I don’t tweet.
This is both a confession and a mantra. Of course, like most people these days, my main medium of communication is email. I send everything over the Internet to get it where it needs to go. I upload pics to Flickr and show slideshows of upcoming projects to my classes. I keep in touch with friends across the country via Facebook, and I like to read so many different websites that my bookmarks have bookmarks. I just don’t tweet.
Which isn’t to say I’m a Luddite. I work all day, most days, and use an iPhone and laptop more than I use a pen. A serious blogger, I’ve kept afloat online with poems, articles, rants and anecdotes alike. But there are so many things that are done electronically in my life that I just can’t seem to commit to following one more thing. Maintaining a Twitter account that needs frequent updating seems overwhelming to me.
Perhaps the hesitation comes from not wanting yet another means of electronic communication. I’ve always been a person who enjoys conversation in person much more than talking on the phone. Given the choice, I would rather chat briefly over the phone than boot up a computer just to email someone a “quick question”.
Or maybe it stems from the potential loss of clarity. While working in publishing, there were snarky emails aplenty from authors, agents, and a bevy of coworkers that were completely misunderstood. And now, working in higher education, people often tend to avoid paper trails by ignoring emails completely. Maybe, just maybe, this is why I hesitate.
To be sure, paper has its place. Looking around my home I still see shelves and shelves of paper friends with inky delights to share whatever my mood may be. A creepy story for a gloomy afternoon, tale of a torrid affair while my male counterpart is on a business trip, a picture book of fairies for when the kids visit and are tired out from a playground day: we have it all. No matter how many gadgets I accumulate, I won’t be tossing my hardcover friends, their softcover brothers, or any of the many sniffable pages that have comforted me in times of need. But I also rationalize things that I never thought I would: using my iPhone as an iPod in the gym and occasionally checking online for something while spinning or ellipticizing. How did that happen?
So there is a dilemma of sorts when it comes to tweeting, and for me I think there always will be. What if it ends up being just another time-suck akin to peeking at Gmail while writing and opening Facebook and see so and so and their new baby? These are daily conundrums we all face…don’t we? But as Twitter becomes more prevalent, I do see some uses that could really entice me.
Here is a big one. I saw an article in the NY Times about a book club that meets on Twitter. No I’m not kidding. It’s called 1book140 and it spans the globe with almost sixty-five thousand members. They choose a genre and vote on books, they discuss by chapter without spoiling the endings and they talk way more than an in person book club would. Seems like an innovation that would appeal to many, including myself perhaps, and it’s both accessible and fun.

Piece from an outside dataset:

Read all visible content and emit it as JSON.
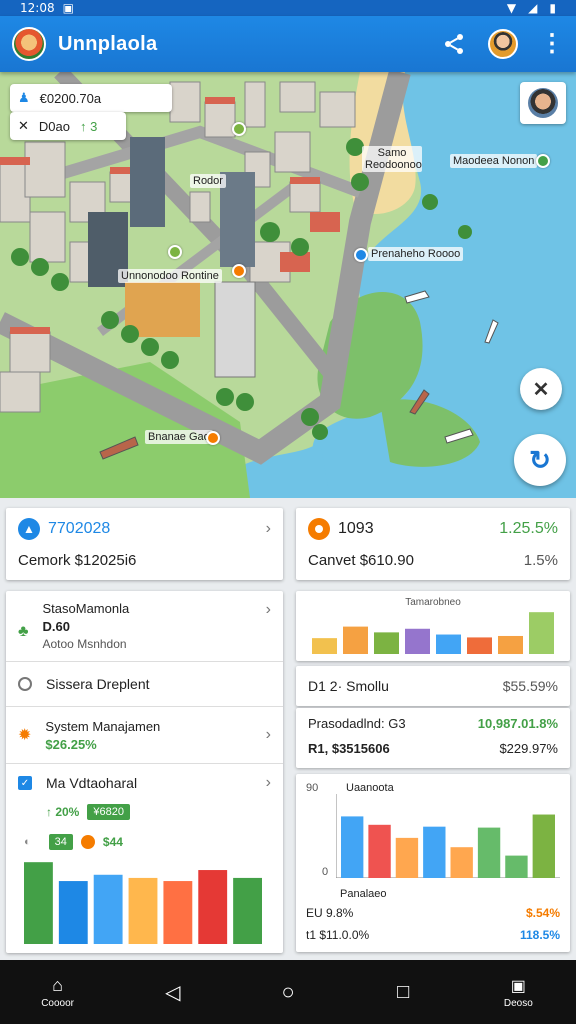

Having participated in online book clubs, and being an online instructor (as well as doing both in person) I see the convenience and instantaneous nature of it all, and I think it’s great. I also like the idea that I could follow an author and learn about signings and events where they may appear. Hell I just downloaded a mobile App for Book Expo America and will be planning my agenda with it shortly. The novelty of instant access is not lost on me. The main question I struggle with is simple: What happens when I’m reading tweets and I miss my favorite author walking right by me on 5th Avenue?

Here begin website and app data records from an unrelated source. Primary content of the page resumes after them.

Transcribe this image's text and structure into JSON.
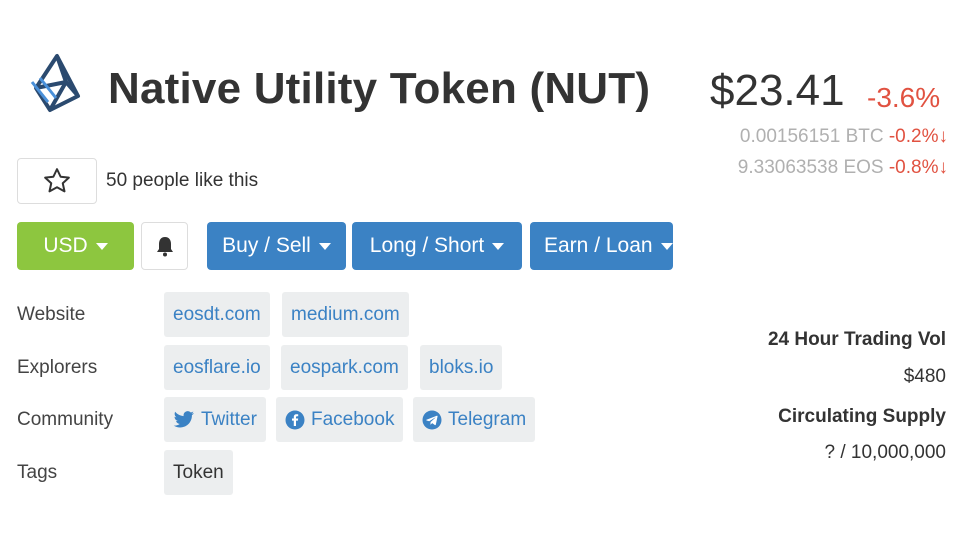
{
  "token": {
    "name": "Native Utility Token (NUT)",
    "price": "$23.41",
    "change": "-3.6%",
    "btc_price": "0.00156151 BTC",
    "btc_change": "-0.2%",
    "eos_price": "9.33063538 EOS",
    "eos_change": "-0.8%",
    "likes_text": "50 people like this"
  },
  "buttons": {
    "currency": "USD",
    "buy_sell": "Buy / Sell",
    "long_short": "Long / Short",
    "earn_loan": "Earn / Loan"
  },
  "links": {
    "website_label": "Website",
    "explorers_label": "Explorers",
    "community_label": "Community",
    "tags_label": "Tags",
    "websites": [
      "eosdt.com",
      "medium.com"
    ],
    "explorers": [
      "eosflare.io",
      "eospark.com",
      "bloks.io"
    ],
    "community": [
      "Twitter",
      "Facebook",
      "Telegram"
    ],
    "tags": [
      "Token"
    ]
  },
  "stats": {
    "volume_label": "24 Hour Trading Vol",
    "volume_value": "$480",
    "supply_label": "Circulating Supply",
    "supply_value": "? / 10,000,000"
  },
  "colors": {
    "accent_blue": "#3b82c4",
    "green": "#8dc63f",
    "negative": "#e15241",
    "chip_bg": "#eceeef"
  }
}
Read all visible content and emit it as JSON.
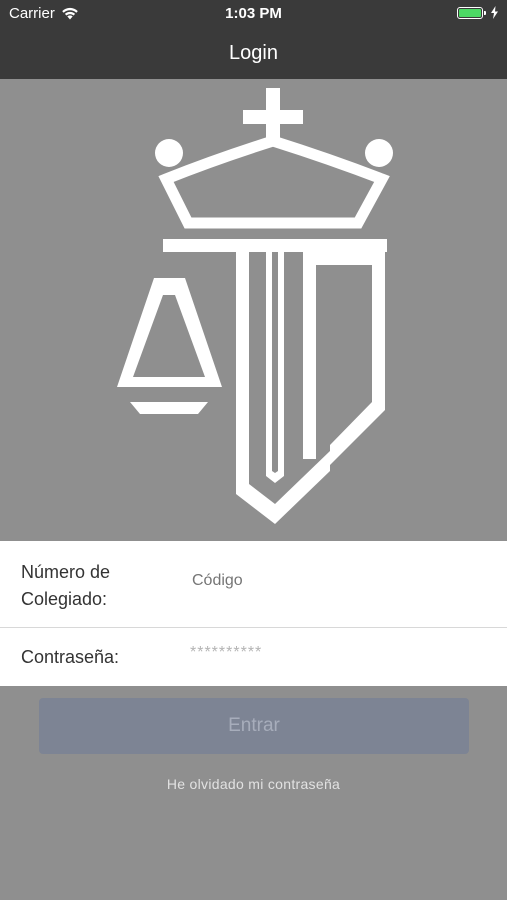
{
  "status_bar": {
    "carrier": "Carrier",
    "time": "1:03 PM",
    "wifi_icon": "wifi-icon",
    "battery_icon": "battery-icon",
    "charging_icon": "bolt-icon",
    "battery_level": 1.0,
    "battery_color": "#4cd964"
  },
  "nav": {
    "title": "Login"
  },
  "logo": {
    "icon": "justice-scales-crown-logo",
    "color": "#ffffff"
  },
  "form": {
    "colegiado_label": "Número de Colegiado:",
    "colegiado_placeholder": "Código",
    "password_label": "Contraseña:",
    "password_value": "**********"
  },
  "actions": {
    "submit_label": "Entrar",
    "forgot_label": "He olvidado mi contraseña"
  },
  "colors": {
    "background": "#8f8f8f",
    "bar": "#3a3a3a",
    "button": "#7d8494"
  }
}
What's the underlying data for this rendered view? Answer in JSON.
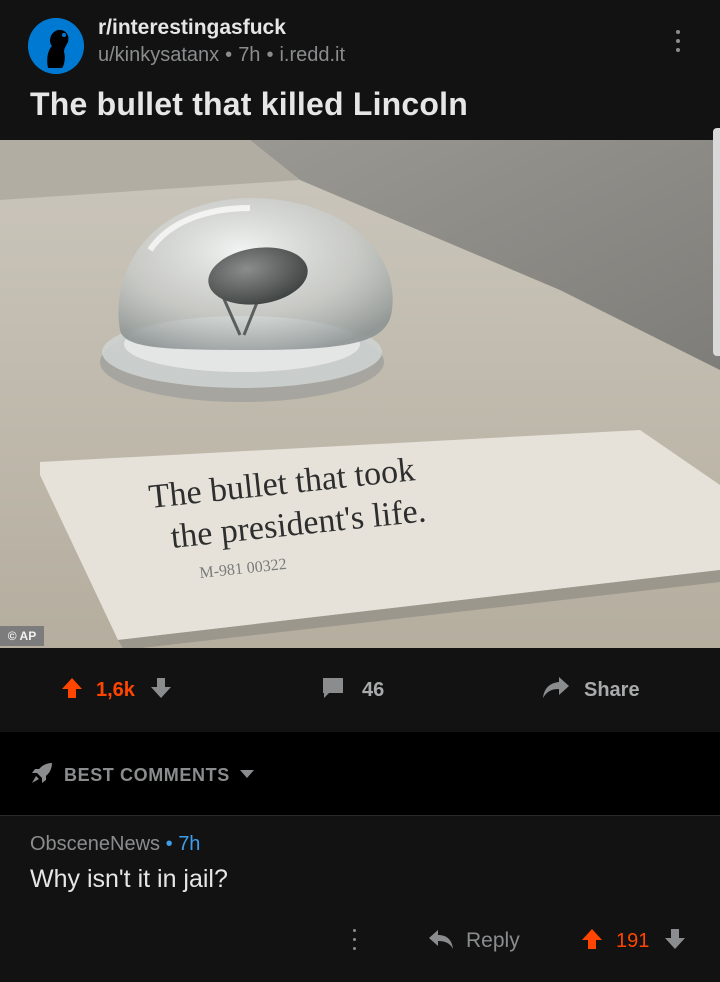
{
  "post": {
    "subreddit": "r/interestingasfuck",
    "author": "u/kinkysatanx",
    "age": "7h",
    "domain": "i.redd.it",
    "title": "The bullet that killed Lincoln"
  },
  "media": {
    "card_line1": "The bullet that took",
    "card_line2": "the president's life.",
    "card_code": "M-981 00322",
    "credit": "© AP"
  },
  "actions": {
    "score": "1,6k",
    "comments": "46",
    "share": "Share"
  },
  "sort": {
    "label": "BEST COMMENTS"
  },
  "comment": {
    "author": "ObsceneNews",
    "age": "7h",
    "body": "Why isn't it in jail?",
    "reply": "Reply",
    "score": "191"
  },
  "colors": {
    "background": "#121212",
    "upvote": "#ff4500",
    "timestamp": "#3f9ee8",
    "muted": "#8a8c8e"
  },
  "icons": {
    "subreddit": "alien-avatar-icon",
    "more": "vertical-dots-icon",
    "upvote": "arrow-up-icon",
    "downvote": "arrow-down-icon",
    "comments": "speech-bubble-icon",
    "share": "share-arrow-icon",
    "sort": "rocket-icon",
    "reply": "reply-arrow-icon"
  }
}
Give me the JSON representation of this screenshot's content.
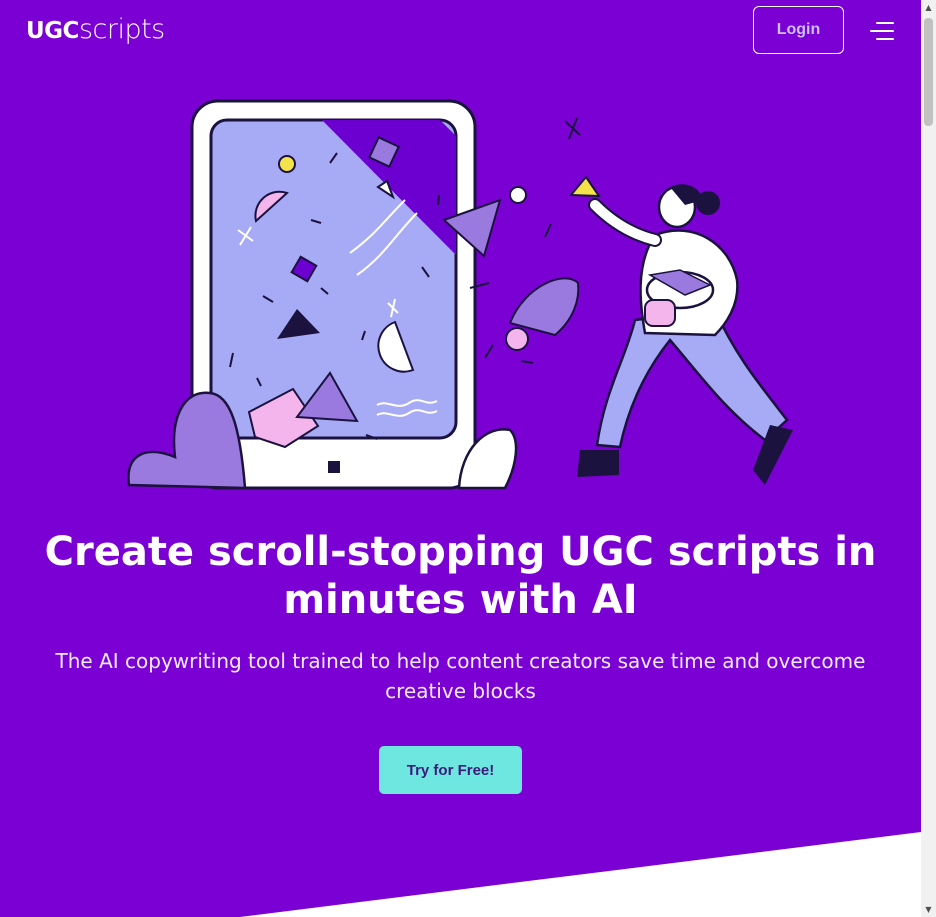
{
  "header": {
    "logo_bold": "UGC",
    "logo_light": "scripts",
    "login_label": "Login",
    "menu_icon": "hamburger-menu-icon"
  },
  "hero": {
    "illustration": "tablet-and-person-with-shapes-illustration",
    "headline": "Create scroll-stopping UGC scripts in minutes with AI",
    "subheadline": "The AI copywriting tool trained to help content creators save time and overcome creative blocks",
    "cta_label": "Try for Free!"
  },
  "colors": {
    "background": "#7a00d4",
    "cta": "#6ee7e0",
    "accent_lavender": "#a7aaf5",
    "accent_pink": "#f3b5ec",
    "accent_purple": "#9b7ae0",
    "white": "#ffffff"
  }
}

There seem to be more and more people with their eyes glued to iPads as they stumble into midtown traffic without a glance to see if the light is green. At the gym I see furrowed brows on bikes as people key in their responses to texts, emails, posts, tweets…it’s all exhausting to watch. I can only imagine how it feels to be that rapid communicator who is not focused and misses the things around them as life floats on by. Don’t get me wrong, I relish sweating to pounding bass as I run and I enjoy hearing meditations on the train; but I don’t want to think about work or celebrity scandal while I’m in the midst of either!
I’m sure as time goes on and I get busier and time for reading shrinks due to over-scheduled piles of life-stuff I will eventually give in and get a handle on my tweeting situation. Marketing and promotions are, after all, best received in short bursts. As a professor I see firsthand how short attention spans have become…but I tend to enjoy slowing down and embracing my books. Visual learning, short bursts of bright and shiny things; I get it–I really do—but for now my life is a tweet-free zone, and until that bird wins me over, I won’t be smooshed by a cab or fall off a treadmill…that is, unless Toni Morrison shows up at my gym.